┌─ Given entries

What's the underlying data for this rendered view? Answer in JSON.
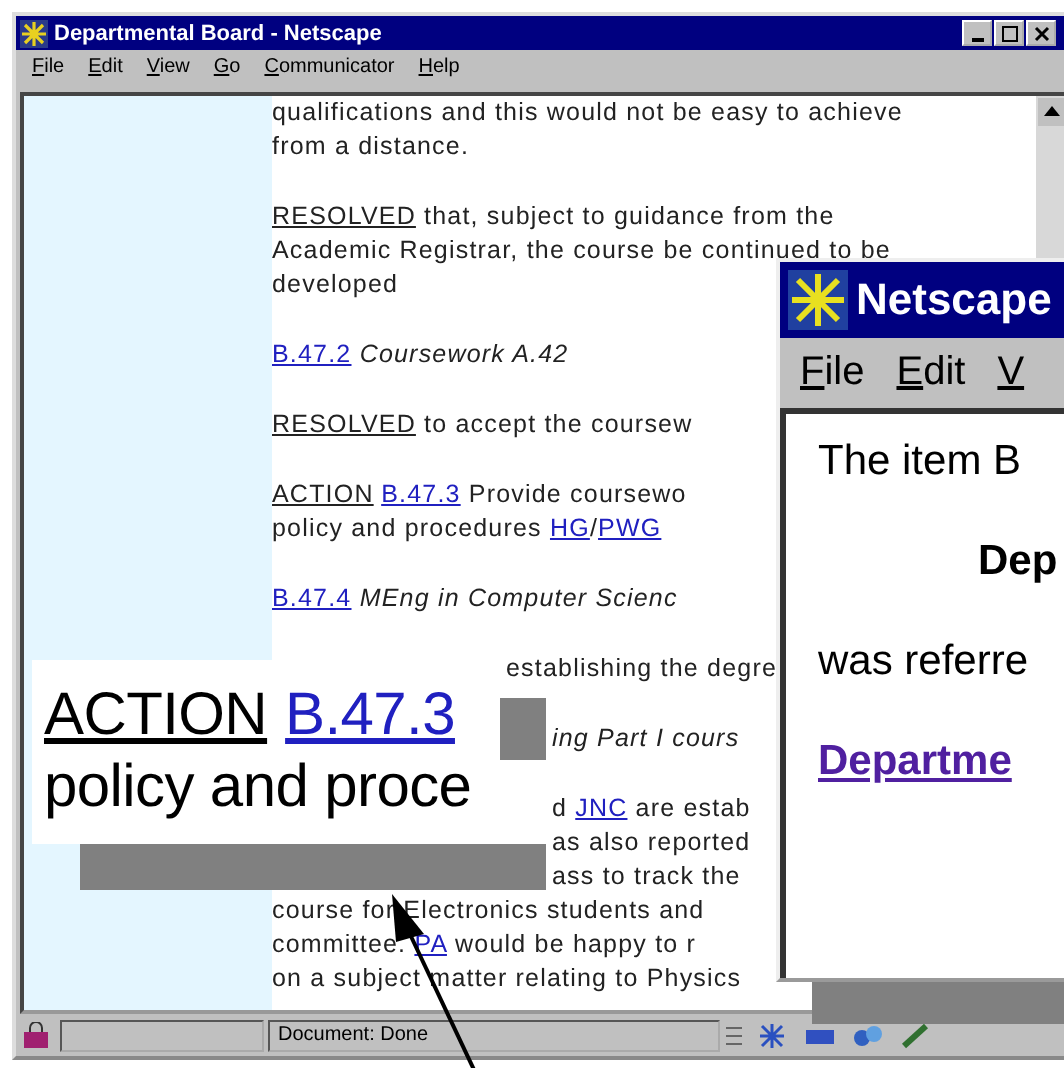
{
  "main_window": {
    "title": "Departmental Board - Netscape",
    "menu": [
      "File",
      "Edit",
      "View",
      "Go",
      "Communicator",
      "Help"
    ],
    "paragraphs": [
      [
        {
          "kind": "full",
          "segments": [
            {
              "kind": "text",
              "text": "qualifications and this would not be easy to achieve"
            }
          ]
        },
        {
          "kind": "full",
          "segments": [
            {
              "kind": "text",
              "text": "from a distance."
            }
          ]
        }
      ],
      [
        {
          "kind": "full",
          "segments": [
            {
              "kind": "underline",
              "text": "RESOLVED"
            },
            {
              "kind": "text",
              "text": " that, subject to guidance from the"
            }
          ]
        },
        {
          "kind": "full",
          "segments": [
            {
              "kind": "text",
              "text": "Academic Registrar, the course be continued to be"
            }
          ]
        },
        {
          "kind": "full",
          "segments": [
            {
              "kind": "text",
              "text": "developed"
            }
          ]
        }
      ],
      [
        {
          "kind": "full",
          "segments": [
            {
              "kind": "link",
              "text": "B.47.2"
            },
            {
              "kind": "italic",
              "text": " Coursework A.42"
            }
          ]
        }
      ],
      [
        {
          "kind": "full",
          "segments": [
            {
              "kind": "underline",
              "text": "RESOLVED"
            },
            {
              "kind": "text",
              "text": " to accept the coursew"
            }
          ]
        }
      ],
      [
        {
          "kind": "full",
          "segments": [
            {
              "kind": "underline",
              "text": "ACTION"
            },
            {
              "kind": "link",
              "text": "B.47.3"
            },
            {
              "kind": "text",
              "text": " Provide coursewo"
            }
          ]
        },
        {
          "kind": "full",
          "segments": [
            {
              "kind": "text",
              "text": "policy and procedures "
            },
            {
              "kind": "link",
              "text": "HG"
            },
            {
              "kind": "text",
              "text": "/"
            },
            {
              "kind": "link",
              "text": "PWG"
            }
          ]
        }
      ],
      [
        {
          "kind": "full",
          "segments": [
            {
              "kind": "link",
              "text": "B.47.4"
            },
            {
              "kind": "italic",
              "text": " MEng in Computer Scienc"
            }
          ]
        }
      ],
      [
        {
          "kind": "after_callout",
          "segments": [
            {
              "kind": "text",
              "text": "establishing the degre"
            }
          ]
        }
      ],
      [
        {
          "kind": "after_shadow",
          "segments": [
            {
              "kind": "italic",
              "text": "ing Part I cours"
            }
          ]
        }
      ],
      [
        {
          "kind": "after_shadow",
          "segments": [
            {
              "kind": "text",
              "text": "d "
            },
            {
              "kind": "link",
              "text": "JNC"
            },
            {
              "kind": "text",
              "text": " are estab"
            }
          ]
        },
        {
          "kind": "after_shadow",
          "segments": [
            {
              "kind": "text",
              "text": "as also reported"
            }
          ]
        },
        {
          "kind": "after_shadow",
          "segments": [
            {
              "kind": "text",
              "text": "ass to track the"
            }
          ]
        },
        {
          "kind": "full",
          "segments": [
            {
              "kind": "text",
              "text": "course for Electronics students and"
            }
          ]
        },
        {
          "kind": "full",
          "segments": [
            {
              "kind": "text",
              "text": "committee. "
            },
            {
              "kind": "link",
              "text": "PA"
            },
            {
              "kind": "text",
              "text": " would be happy to r"
            }
          ]
        },
        {
          "kind": "full",
          "segments": [
            {
              "kind": "text",
              "text": "on a subject matter relating to Physics"
            }
          ]
        }
      ]
    ],
    "status": "Document: Done"
  },
  "popup_window": {
    "title": "Netscape",
    "menu": [
      "File",
      "Edit",
      "V"
    ],
    "lines": [
      {
        "kind": "text",
        "text": "The item B"
      },
      {
        "kind": "heading",
        "text": "Dep"
      },
      {
        "kind": "text",
        "text": "was referre"
      },
      {
        "kind": "link",
        "text": "Departme"
      }
    ]
  },
  "callout": {
    "lines": [
      [
        {
          "kind": "underline",
          "text": "ACTION"
        },
        {
          "kind": "link",
          "text": "B.47.3"
        }
      ],
      [
        {
          "kind": "text",
          "text": "policy and proce"
        }
      ]
    ]
  }
}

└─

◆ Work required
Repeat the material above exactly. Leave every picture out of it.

◆ Answer area
What's the underlying data for this rendered view? Answer in JSON.
{
  "main_window": {
    "title": "Departmental Board - Netscape",
    "menu": [
      "File",
      "Edit",
      "View",
      "Go",
      "Communicator",
      "Help"
    ],
    "paragraphs": [
      [
        {
          "kind": "full",
          "segments": [
            {
              "kind": "text",
              "text": "qualifications and this would not be easy to achieve"
            }
          ]
        },
        {
          "kind": "full",
          "segments": [
            {
              "kind": "text",
              "text": "from a distance."
            }
          ]
        }
      ],
      [
        {
          "kind": "full",
          "segments": [
            {
              "kind": "underline",
              "text": "RESOLVED"
            },
            {
              "kind": "text",
              "text": " that, subject to guidance from the"
            }
          ]
        },
        {
          "kind": "full",
          "segments": [
            {
              "kind": "text",
              "text": "Academic Registrar, the course be continued to be"
            }
          ]
        },
        {
          "kind": "full",
          "segments": [
            {
              "kind": "text",
              "text": "developed"
            }
          ]
        }
      ],
      [
        {
          "kind": "full",
          "segments": [
            {
              "kind": "link",
              "text": "B.47.2"
            },
            {
              "kind": "italic",
              "text": " Coursework A.42"
            }
          ]
        }
      ],
      [
        {
          "kind": "full",
          "segments": [
            {
              "kind": "underline",
              "text": "RESOLVED"
            },
            {
              "kind": "text",
              "text": " to accept the coursew"
            }
          ]
        }
      ],
      [
        {
          "kind": "full",
          "segments": [
            {
              "kind": "underline",
              "text": "ACTION"
            },
            {
              "kind": "link",
              "text": "B.47.3"
            },
            {
              "kind": "text",
              "text": " Provide coursewo"
            }
          ]
        },
        {
          "kind": "full",
          "segments": [
            {
              "kind": "text",
              "text": "policy and procedures "
            },
            {
              "kind": "link",
              "text": "HG"
            },
            {
              "kind": "text",
              "text": "/"
            },
            {
              "kind": "link",
              "text": "PWG"
            }
          ]
        }
      ],
      [
        {
          "kind": "full",
          "segments": [
            {
              "kind": "link",
              "text": "B.47.4"
            },
            {
              "kind": "italic",
              "text": " MEng in Computer Scienc"
            }
          ]
        }
      ],
      [
        {
          "kind": "after_callout",
          "segments": [
            {
              "kind": "text",
              "text": "establishing the degre"
            }
          ]
        }
      ],
      [
        {
          "kind": "after_shadow",
          "segments": [
            {
              "kind": "italic",
              "text": "ing Part I cours"
            }
          ]
        }
      ],
      [
        {
          "kind": "after_shadow",
          "segments": [
            {
              "kind": "text",
              "text": "d "
            },
            {
              "kind": "link",
              "text": "JNC"
            },
            {
              "kind": "text",
              "text": " are estab"
            }
          ]
        },
        {
          "kind": "after_shadow",
          "segments": [
            {
              "kind": "text",
              "text": "as also reported"
            }
          ]
        },
        {
          "kind": "after_shadow",
          "segments": [
            {
              "kind": "text",
              "text": "ass to track the"
            }
          ]
        },
        {
          "kind": "full",
          "segments": [
            {
              "kind": "text",
              "text": "course for Electronics students and"
            }
          ]
        },
        {
          "kind": "full",
          "segments": [
            {
              "kind": "text",
              "text": "committee. "
            },
            {
              "kind": "link",
              "text": "PA"
            },
            {
              "kind": "text",
              "text": " would be happy to r"
            }
          ]
        },
        {
          "kind": "full",
          "segments": [
            {
              "kind": "text",
              "text": "on a subject matter relating to Physics"
            }
          ]
        }
      ]
    ],
    "status": "Document: Done"
  },
  "popup_window": {
    "title": "Netscape",
    "menu": [
      "File",
      "Edit",
      "V"
    ],
    "lines": [
      {
        "kind": "text",
        "text": "The item B"
      },
      {
        "kind": "heading",
        "text": "Dep"
      },
      {
        "kind": "text",
        "text": "was referre"
      },
      {
        "kind": "link",
        "text": "Departme"
      }
    ]
  },
  "callout": {
    "lines": [
      [
        {
          "kind": "underline",
          "text": "ACTION"
        },
        {
          "kind": "link",
          "text": "B.47.3"
        }
      ],
      [
        {
          "kind": "text",
          "text": "policy and proce"
        }
      ]
    ]
  }
}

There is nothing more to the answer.